* [What this task involves]: In which lines of the data does the string "meta" appear? Copy every one.

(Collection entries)

------------------------------------------------------------------------

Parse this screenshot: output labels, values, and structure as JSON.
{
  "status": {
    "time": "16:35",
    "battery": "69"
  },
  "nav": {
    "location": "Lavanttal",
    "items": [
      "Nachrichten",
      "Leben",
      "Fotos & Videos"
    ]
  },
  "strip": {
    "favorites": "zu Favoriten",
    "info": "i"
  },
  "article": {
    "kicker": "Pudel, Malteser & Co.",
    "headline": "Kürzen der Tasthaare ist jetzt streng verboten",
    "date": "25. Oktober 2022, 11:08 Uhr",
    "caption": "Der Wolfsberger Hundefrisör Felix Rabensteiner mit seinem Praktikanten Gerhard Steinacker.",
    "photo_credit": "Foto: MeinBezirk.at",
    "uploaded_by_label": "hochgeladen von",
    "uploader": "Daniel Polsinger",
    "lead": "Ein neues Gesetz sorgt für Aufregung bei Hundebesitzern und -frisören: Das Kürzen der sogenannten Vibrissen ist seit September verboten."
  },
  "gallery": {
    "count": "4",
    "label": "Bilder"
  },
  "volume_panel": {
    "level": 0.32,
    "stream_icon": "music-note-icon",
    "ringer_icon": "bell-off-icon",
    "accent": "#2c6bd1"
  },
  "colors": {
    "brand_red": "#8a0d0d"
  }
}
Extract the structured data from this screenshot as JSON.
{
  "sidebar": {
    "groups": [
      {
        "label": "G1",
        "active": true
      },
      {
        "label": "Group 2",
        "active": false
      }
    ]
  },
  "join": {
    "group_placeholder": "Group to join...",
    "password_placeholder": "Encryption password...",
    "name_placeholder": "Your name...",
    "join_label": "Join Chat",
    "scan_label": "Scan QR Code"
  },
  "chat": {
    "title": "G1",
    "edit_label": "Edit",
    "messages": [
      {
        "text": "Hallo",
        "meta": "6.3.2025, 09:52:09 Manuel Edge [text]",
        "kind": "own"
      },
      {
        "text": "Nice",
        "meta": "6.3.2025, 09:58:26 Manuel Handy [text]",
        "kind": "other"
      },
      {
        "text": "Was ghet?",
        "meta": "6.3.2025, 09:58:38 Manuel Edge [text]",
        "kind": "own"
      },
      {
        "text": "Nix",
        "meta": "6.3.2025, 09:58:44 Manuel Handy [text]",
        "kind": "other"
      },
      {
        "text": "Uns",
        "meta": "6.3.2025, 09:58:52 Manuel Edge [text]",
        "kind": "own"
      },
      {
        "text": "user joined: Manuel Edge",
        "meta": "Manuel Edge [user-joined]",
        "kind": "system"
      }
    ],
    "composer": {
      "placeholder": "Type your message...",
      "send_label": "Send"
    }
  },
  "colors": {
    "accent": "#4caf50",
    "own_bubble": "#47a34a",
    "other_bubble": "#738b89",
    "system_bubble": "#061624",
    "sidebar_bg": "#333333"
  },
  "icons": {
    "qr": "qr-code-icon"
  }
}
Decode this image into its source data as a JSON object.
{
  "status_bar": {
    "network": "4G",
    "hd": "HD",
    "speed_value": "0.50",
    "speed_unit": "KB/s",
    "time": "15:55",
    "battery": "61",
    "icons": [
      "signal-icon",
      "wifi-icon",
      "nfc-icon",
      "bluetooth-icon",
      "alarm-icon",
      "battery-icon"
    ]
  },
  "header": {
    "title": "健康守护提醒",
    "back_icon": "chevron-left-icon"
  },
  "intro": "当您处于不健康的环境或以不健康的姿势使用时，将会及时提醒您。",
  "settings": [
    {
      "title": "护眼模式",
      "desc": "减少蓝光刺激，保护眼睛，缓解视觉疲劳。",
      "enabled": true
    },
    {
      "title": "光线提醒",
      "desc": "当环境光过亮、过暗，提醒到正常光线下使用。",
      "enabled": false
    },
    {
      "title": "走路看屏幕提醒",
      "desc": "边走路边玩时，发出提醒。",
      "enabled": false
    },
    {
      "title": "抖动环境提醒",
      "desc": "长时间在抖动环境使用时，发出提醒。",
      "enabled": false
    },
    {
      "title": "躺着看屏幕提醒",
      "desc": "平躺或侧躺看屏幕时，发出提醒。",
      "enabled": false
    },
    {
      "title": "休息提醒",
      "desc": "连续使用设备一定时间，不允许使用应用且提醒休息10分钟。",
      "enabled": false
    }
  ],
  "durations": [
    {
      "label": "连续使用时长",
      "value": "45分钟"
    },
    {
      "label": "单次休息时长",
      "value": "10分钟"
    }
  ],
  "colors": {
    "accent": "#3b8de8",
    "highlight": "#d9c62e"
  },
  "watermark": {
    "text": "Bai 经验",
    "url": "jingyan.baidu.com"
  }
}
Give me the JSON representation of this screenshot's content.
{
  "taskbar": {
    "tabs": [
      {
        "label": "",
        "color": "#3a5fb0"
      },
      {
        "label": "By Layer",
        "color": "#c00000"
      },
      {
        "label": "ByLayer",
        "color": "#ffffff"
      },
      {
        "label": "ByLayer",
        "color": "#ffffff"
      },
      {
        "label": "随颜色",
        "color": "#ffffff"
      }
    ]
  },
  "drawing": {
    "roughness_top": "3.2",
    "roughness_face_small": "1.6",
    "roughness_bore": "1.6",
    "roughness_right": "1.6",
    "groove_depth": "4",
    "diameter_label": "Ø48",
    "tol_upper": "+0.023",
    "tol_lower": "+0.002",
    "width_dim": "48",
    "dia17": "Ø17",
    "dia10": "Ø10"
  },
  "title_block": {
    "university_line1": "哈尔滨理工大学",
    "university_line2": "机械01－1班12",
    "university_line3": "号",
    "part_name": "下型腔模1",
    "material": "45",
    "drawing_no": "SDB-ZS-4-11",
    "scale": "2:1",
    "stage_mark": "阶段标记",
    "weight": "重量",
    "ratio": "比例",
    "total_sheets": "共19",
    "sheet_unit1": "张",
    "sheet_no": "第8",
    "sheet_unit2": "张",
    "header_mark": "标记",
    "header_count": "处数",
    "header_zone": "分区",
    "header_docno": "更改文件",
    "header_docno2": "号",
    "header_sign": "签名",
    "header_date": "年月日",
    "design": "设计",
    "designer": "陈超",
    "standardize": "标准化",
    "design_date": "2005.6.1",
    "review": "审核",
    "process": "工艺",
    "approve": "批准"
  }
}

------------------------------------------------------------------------

* [Solution to this exercise]:
        "meta": "6.3.2025, 09:52:09 Manuel Edge [text]",
        "meta": "6.3.2025, 09:58:26 Manuel Handy [text]",
        "meta": "6.3.2025, 09:58:38 Manuel Edge [text]",
        "meta": "6.3.2025, 09:58:44 Manuel Handy [text]",
        "meta": "6.3.2025, 09:58:52 Manuel Edge [text]",
        "meta": "Manuel Edge [user-joined]",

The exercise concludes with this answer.